Segment Start: SOURCE MATERIAL

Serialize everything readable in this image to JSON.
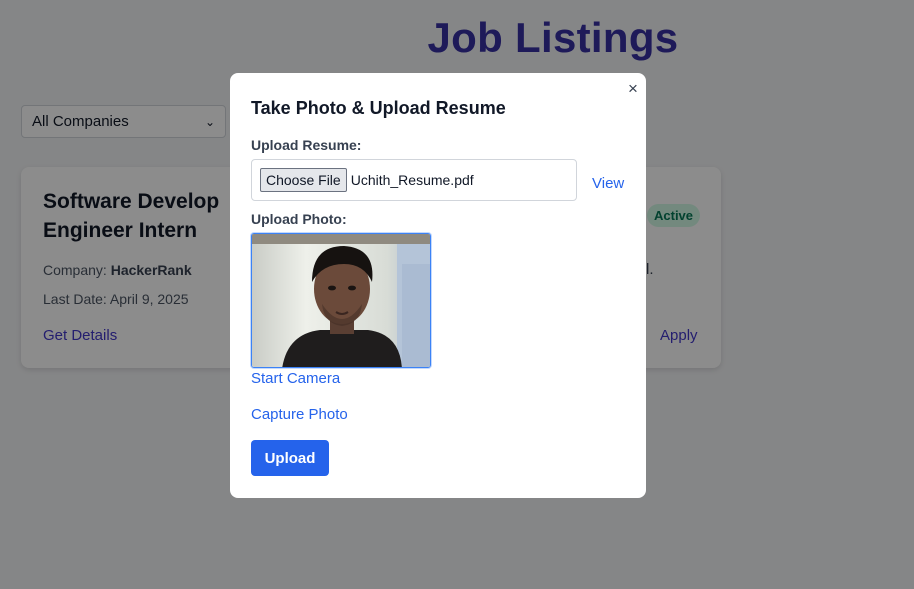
{
  "page": {
    "title": "Job Listings",
    "filter": {
      "selected": "All Companies"
    }
  },
  "job_card": {
    "title": "Software Developer Engineer Intern",
    "title_visible_line1": "Software Develop",
    "title_visible_line2": "Engineer Intern",
    "company_label": "Company:",
    "company_name": "HackerRank",
    "last_date": "Last Date: April 9, 2025",
    "details_link": "Get Details",
    "status_badge": "Active",
    "description_tail": "l.",
    "apply_link": "Apply"
  },
  "modal": {
    "title": "Take Photo & Upload Resume",
    "close_symbol": "×",
    "resume_label": "Upload Resume:",
    "choose_file_label": "Choose File",
    "file_name": "Uchith_Resume.pdf",
    "view_link": "View",
    "photo_label": "Upload Photo:",
    "start_camera": "Start Camera",
    "capture_photo": "Capture Photo",
    "upload_button": "Upload"
  },
  "colors": {
    "accent": "#2563eb",
    "title": "#3730a3",
    "badge_bg": "#d1fae5",
    "badge_text": "#047857"
  }
}
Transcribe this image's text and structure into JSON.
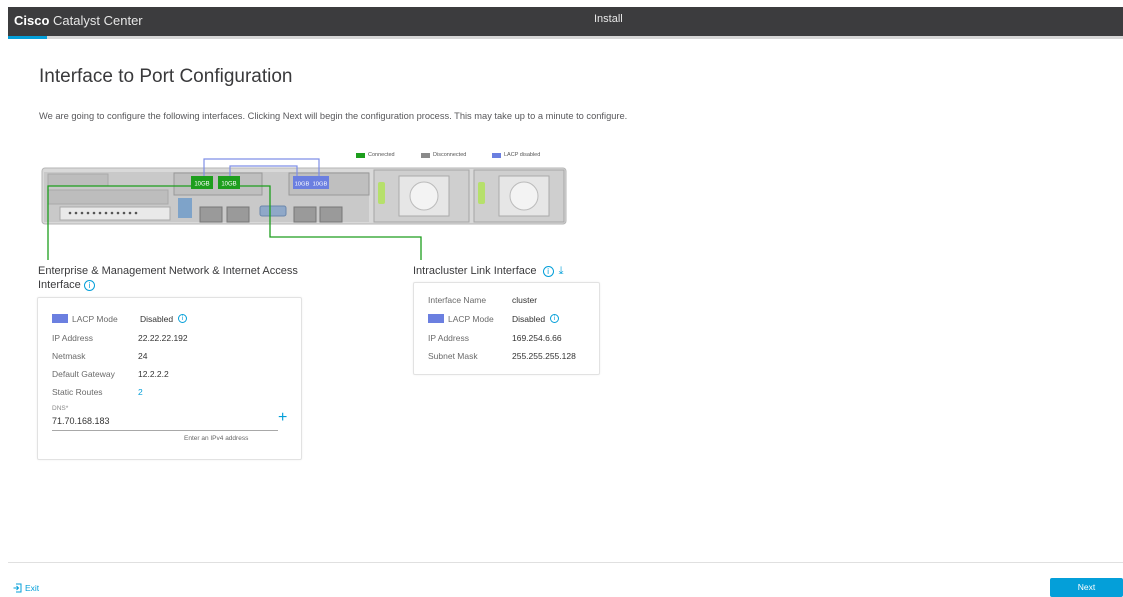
{
  "header": {
    "brand_bold": "Cisco",
    "brand_light": "Catalyst Center",
    "center_title": "Install",
    "progress_fraction": 0.035
  },
  "page": {
    "title": "Interface to Port Configuration",
    "intro": "We are going to configure the following interfaces. Clicking Next will begin the configuration process. This may take up to a minute to configure."
  },
  "legend": {
    "connected": "Connected",
    "disconnected": "Disconnected",
    "lacp_disabled": "LACP disabled",
    "colors": {
      "connected": "#1d9e1d",
      "disconnected": "#8a8a8a",
      "lacp_disabled": "#6b7fe0"
    }
  },
  "ports": {
    "p1": "10GB",
    "p2": "10GB",
    "p3": "10GB",
    "p4": "10GB"
  },
  "enterprise": {
    "title": "Enterprise & Management Network & Internet Access Interface",
    "lacp_label": "LACP Mode",
    "lacp_value": "Disabled",
    "ip_label": "IP Address",
    "ip_value": "22.22.22.192",
    "netmask_label": "Netmask",
    "netmask_value": "24",
    "gateway_label": "Default Gateway",
    "gateway_value": "12.2.2.2",
    "routes_label": "Static Routes",
    "routes_value": "2",
    "dns_label": "DNS*",
    "dns_value": "71.70.168.183",
    "dns_hint": "Enter an IPv4 address"
  },
  "intracluster": {
    "title": "Intracluster Link Interface",
    "name_label": "Interface Name",
    "name_value": "cluster",
    "lacp_label": "LACP Mode",
    "lacp_value": "Disabled",
    "ip_label": "IP Address",
    "ip_value": "169.254.6.66",
    "subnet_label": "Subnet Mask",
    "subnet_value": "255.255.255.128"
  },
  "footer": {
    "exit_label": "Exit",
    "next_label": "Next"
  },
  "colors": {
    "accent": "#049fd9",
    "topbar": "#3c3c3e",
    "connected_line": "#1d9e1d",
    "lacp_blue": "#6b7fe0"
  }
}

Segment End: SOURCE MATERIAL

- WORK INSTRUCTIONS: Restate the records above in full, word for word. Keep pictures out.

- TASK RESPONSE:
Serialize everything readable in this image to JSON.
{
  "page": {
    "title": "Job Listings",
    "filter": {
      "selected": "All Companies"
    }
  },
  "job_card": {
    "title": "Software Developer Engineer Intern",
    "title_visible_line1": "Software Develop",
    "title_visible_line2": "Engineer Intern",
    "company_label": "Company:",
    "company_name": "HackerRank",
    "last_date": "Last Date: April 9, 2025",
    "details_link": "Get Details",
    "status_badge": "Active",
    "description_tail": "l.",
    "apply_link": "Apply"
  },
  "modal": {
    "title": "Take Photo & Upload Resume",
    "close_symbol": "×",
    "resume_label": "Upload Resume:",
    "choose_file_label": "Choose File",
    "file_name": "Uchith_Resume.pdf",
    "view_link": "View",
    "photo_label": "Upload Photo:",
    "start_camera": "Start Camera",
    "capture_photo": "Capture Photo",
    "upload_button": "Upload"
  },
  "colors": {
    "accent": "#2563eb",
    "title": "#3730a3",
    "badge_bg": "#d1fae5",
    "badge_text": "#047857"
  }
}
Transcribe this image's text and structure into JSON.
{
  "header": {
    "brand_bold": "Cisco",
    "brand_light": "Catalyst Center",
    "center_title": "Install",
    "progress_fraction": 0.035
  },
  "page": {
    "title": "Interface to Port Configuration",
    "intro": "We are going to configure the following interfaces. Clicking Next will begin the configuration process. This may take up to a minute to configure."
  },
  "legend": {
    "connected": "Connected",
    "disconnected": "Disconnected",
    "lacp_disabled": "LACP disabled",
    "colors": {
      "connected": "#1d9e1d",
      "disconnected": "#8a8a8a",
      "lacp_disabled": "#6b7fe0"
    }
  },
  "ports": {
    "p1": "10GB",
    "p2": "10GB",
    "p3": "10GB",
    "p4": "10GB"
  },
  "enterprise": {
    "title": "Enterprise & Management Network & Internet Access Interface",
    "lacp_label": "LACP Mode",
    "lacp_value": "Disabled",
    "ip_label": "IP Address",
    "ip_value": "22.22.22.192",
    "netmask_label": "Netmask",
    "netmask_value": "24",
    "gateway_label": "Default Gateway",
    "gateway_value": "12.2.2.2",
    "routes_label": "Static Routes",
    "routes_value": "2",
    "dns_label": "DNS*",
    "dns_value": "71.70.168.183",
    "dns_hint": "Enter an IPv4 address"
  },
  "intracluster": {
    "title": "Intracluster Link Interface",
    "name_label": "Interface Name",
    "name_value": "cluster",
    "lacp_label": "LACP Mode",
    "lacp_value": "Disabled",
    "ip_label": "IP Address",
    "ip_value": "169.254.6.66",
    "subnet_label": "Subnet Mask",
    "subnet_value": "255.255.255.128"
  },
  "footer": {
    "exit_label": "Exit",
    "next_label": "Next"
  },
  "colors": {
    "accent": "#049fd9",
    "topbar": "#3c3c3e",
    "connected_line": "#1d9e1d",
    "lacp_blue": "#6b7fe0"
  }
}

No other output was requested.